I am from Canada originally but have spent the past 48 years living in London. I used to be an opera singer and performed pretty much all over the world. I worked for Glyndebourne Opera, Handel Opera and was also in the old D’Oyly Carte Opera Company until it shut down in 1982. After being made redundant many of us landed up in mainstream musicals, your Rodgers and Hammerstein, Ivor Novello, that kind of thing. We did panto, old time music hall, cruises, just anything and everything. It’s a very strange life.
I come to Matinee Classics almost every week for the films, the dancing, the socialising and the wonderful staff who make us feel very welcome. There is a nucleus of regulars, the usual suspects if you like, and we form a sort of social group. You turn up on a Wednesday and within five minutes you’ll find somebody you know. The pair of you will then strike up a conversation with someone you don’t know and the social network expands. I now see some of the regulars in other contexts, for example, going on outings. These events are great, because big cities can be the loneliest places in the world.
I love the dancing here. I have a lot of stage experience in my background, which has included various forms of dance, but I have never touched ballroom and Latin. This is completely new to me, but in my retirement I don’t want to repeat what I’ve already done, I want to try new things.
Dorothy Zdanowicz & Rose Beasley, regulars
Dorothy: Rose and I are sisters and started coming to Matinee Classics about a year ago. Rose lives in Palmers Green and I’m up in Kentish Town, so we meet at McDonald’s in Camden Town and then come here.
Rose: I am nearly 83 and saw the films the first time around, and it’s the memories. There’s no violence or swearing in these films and it’s just nice to sit and remember.
Dorothy: We get to meet people and it’s very sociable. There aren’t many places where pensioners can go. Some of them are indoors all day and don’t see anybody.

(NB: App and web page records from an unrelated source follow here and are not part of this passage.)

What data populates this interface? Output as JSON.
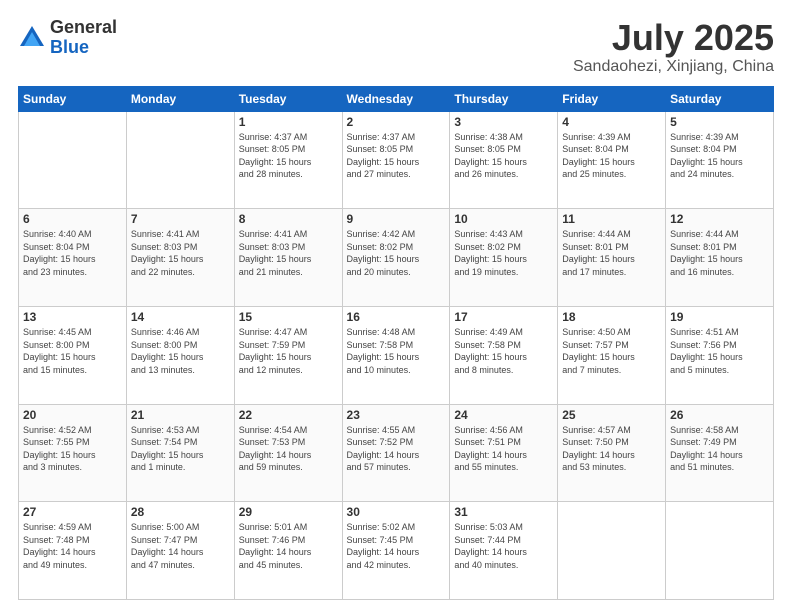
{
  "logo": {
    "general": "General",
    "blue": "Blue"
  },
  "title": "July 2025",
  "subtitle": "Sandaohezi, Xinjiang, China",
  "calendar": {
    "headers": [
      "Sunday",
      "Monday",
      "Tuesday",
      "Wednesday",
      "Thursday",
      "Friday",
      "Saturday"
    ],
    "weeks": [
      [
        {
          "day": "",
          "info": ""
        },
        {
          "day": "",
          "info": ""
        },
        {
          "day": "1",
          "info": "Sunrise: 4:37 AM\nSunset: 8:05 PM\nDaylight: 15 hours\nand 28 minutes."
        },
        {
          "day": "2",
          "info": "Sunrise: 4:37 AM\nSunset: 8:05 PM\nDaylight: 15 hours\nand 27 minutes."
        },
        {
          "day": "3",
          "info": "Sunrise: 4:38 AM\nSunset: 8:05 PM\nDaylight: 15 hours\nand 26 minutes."
        },
        {
          "day": "4",
          "info": "Sunrise: 4:39 AM\nSunset: 8:04 PM\nDaylight: 15 hours\nand 25 minutes."
        },
        {
          "day": "5",
          "info": "Sunrise: 4:39 AM\nSunset: 8:04 PM\nDaylight: 15 hours\nand 24 minutes."
        }
      ],
      [
        {
          "day": "6",
          "info": "Sunrise: 4:40 AM\nSunset: 8:04 PM\nDaylight: 15 hours\nand 23 minutes."
        },
        {
          "day": "7",
          "info": "Sunrise: 4:41 AM\nSunset: 8:03 PM\nDaylight: 15 hours\nand 22 minutes."
        },
        {
          "day": "8",
          "info": "Sunrise: 4:41 AM\nSunset: 8:03 PM\nDaylight: 15 hours\nand 21 minutes."
        },
        {
          "day": "9",
          "info": "Sunrise: 4:42 AM\nSunset: 8:02 PM\nDaylight: 15 hours\nand 20 minutes."
        },
        {
          "day": "10",
          "info": "Sunrise: 4:43 AM\nSunset: 8:02 PM\nDaylight: 15 hours\nand 19 minutes."
        },
        {
          "day": "11",
          "info": "Sunrise: 4:44 AM\nSunset: 8:01 PM\nDaylight: 15 hours\nand 17 minutes."
        },
        {
          "day": "12",
          "info": "Sunrise: 4:44 AM\nSunset: 8:01 PM\nDaylight: 15 hours\nand 16 minutes."
        }
      ],
      [
        {
          "day": "13",
          "info": "Sunrise: 4:45 AM\nSunset: 8:00 PM\nDaylight: 15 hours\nand 15 minutes."
        },
        {
          "day": "14",
          "info": "Sunrise: 4:46 AM\nSunset: 8:00 PM\nDaylight: 15 hours\nand 13 minutes."
        },
        {
          "day": "15",
          "info": "Sunrise: 4:47 AM\nSunset: 7:59 PM\nDaylight: 15 hours\nand 12 minutes."
        },
        {
          "day": "16",
          "info": "Sunrise: 4:48 AM\nSunset: 7:58 PM\nDaylight: 15 hours\nand 10 minutes."
        },
        {
          "day": "17",
          "info": "Sunrise: 4:49 AM\nSunset: 7:58 PM\nDaylight: 15 hours\nand 8 minutes."
        },
        {
          "day": "18",
          "info": "Sunrise: 4:50 AM\nSunset: 7:57 PM\nDaylight: 15 hours\nand 7 minutes."
        },
        {
          "day": "19",
          "info": "Sunrise: 4:51 AM\nSunset: 7:56 PM\nDaylight: 15 hours\nand 5 minutes."
        }
      ],
      [
        {
          "day": "20",
          "info": "Sunrise: 4:52 AM\nSunset: 7:55 PM\nDaylight: 15 hours\nand 3 minutes."
        },
        {
          "day": "21",
          "info": "Sunrise: 4:53 AM\nSunset: 7:54 PM\nDaylight: 15 hours\nand 1 minute."
        },
        {
          "day": "22",
          "info": "Sunrise: 4:54 AM\nSunset: 7:53 PM\nDaylight: 14 hours\nand 59 minutes."
        },
        {
          "day": "23",
          "info": "Sunrise: 4:55 AM\nSunset: 7:52 PM\nDaylight: 14 hours\nand 57 minutes."
        },
        {
          "day": "24",
          "info": "Sunrise: 4:56 AM\nSunset: 7:51 PM\nDaylight: 14 hours\nand 55 minutes."
        },
        {
          "day": "25",
          "info": "Sunrise: 4:57 AM\nSunset: 7:50 PM\nDaylight: 14 hours\nand 53 minutes."
        },
        {
          "day": "26",
          "info": "Sunrise: 4:58 AM\nSunset: 7:49 PM\nDaylight: 14 hours\nand 51 minutes."
        }
      ],
      [
        {
          "day": "27",
          "info": "Sunrise: 4:59 AM\nSunset: 7:48 PM\nDaylight: 14 hours\nand 49 minutes."
        },
        {
          "day": "28",
          "info": "Sunrise: 5:00 AM\nSunset: 7:47 PM\nDaylight: 14 hours\nand 47 minutes."
        },
        {
          "day": "29",
          "info": "Sunrise: 5:01 AM\nSunset: 7:46 PM\nDaylight: 14 hours\nand 45 minutes."
        },
        {
          "day": "30",
          "info": "Sunrise: 5:02 AM\nSunset: 7:45 PM\nDaylight: 14 hours\nand 42 minutes."
        },
        {
          "day": "31",
          "info": "Sunrise: 5:03 AM\nSunset: 7:44 PM\nDaylight: 14 hours\nand 40 minutes."
        },
        {
          "day": "",
          "info": ""
        },
        {
          "day": "",
          "info": ""
        }
      ]
    ]
  }
}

Rose: I can’t dance anymore, but I used to before my partner died. We used to dance, jig about. We couldn’t do anything fancy. If it was fast, we’d go fast; if it was slow, we’d go slow.
Dorothy: We love all the old classic films. Last week we saw The Wizard of Oz. We like the love stories and the musicals. I have seen The Sound of Music 13 times.

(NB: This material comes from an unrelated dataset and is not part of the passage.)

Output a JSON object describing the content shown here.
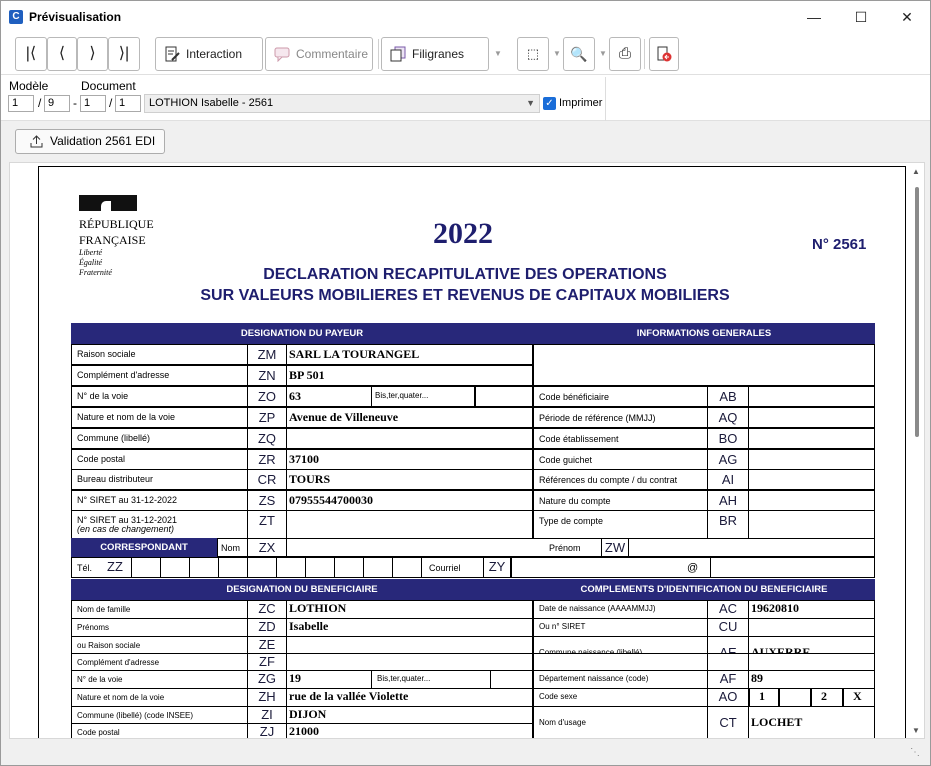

Rose: I hadn’t been to the cinema for a long time until I started coming here. I’m a big fan of Gone With The Wind and Calamity Jane. I like Robert Mitchum and Richard Todd.
Dorothy: I like Tony Curtis, Burt Lancaster, Clark Gable and Laurence Harvey.
Rose: My husband was a chauffeur for Laurence Harvey.
Dorothy: And I like all the horrors with Vincent Price and Christopher Lee.
Gary Foster, first timer
I live on my own in Manor Park, east London. This is my first time here and it’s been fantastic. I love films, but you need to be very selective. A lot of the films these days are full of violence and I can’t hear the dialogue properly because the actors don’t speak clearly enough. The camera only stays on the actor for a few seconds and is constantly jumping around. Are the cameramen on acid?
I’m a big fan of classic films and love watching the Talking Pictures TV channel. The older movies not only have that lovely message, but the camera stays on the actor long enough for them to actually act. I’m not really into war films, but my one for the music and the outstanding photography would have to be Zulu. I also love the films of David Lean and another favourite is the musical Oliver! with Ron Moody—I actually met Lionel Bart very briefly years ago at the London Palladium.
John McIntyre, regular
I am here every Wednesday afternoon for Matinee Classics, but I also enjoy coming to other special screenings. Officially I’m an old age pensioner, but really I’m a jack of all trades—a bit of writing, producing and acting.
I absolutely love coming here and love the range of films they show. Maybe it’s because I had a misspent middle age—I was busy managing reggae and rock ‘n’ roll bands, so didn’t have much of a chance to watch films or television. Now I’m really enjoying seeing all the really great films I missed.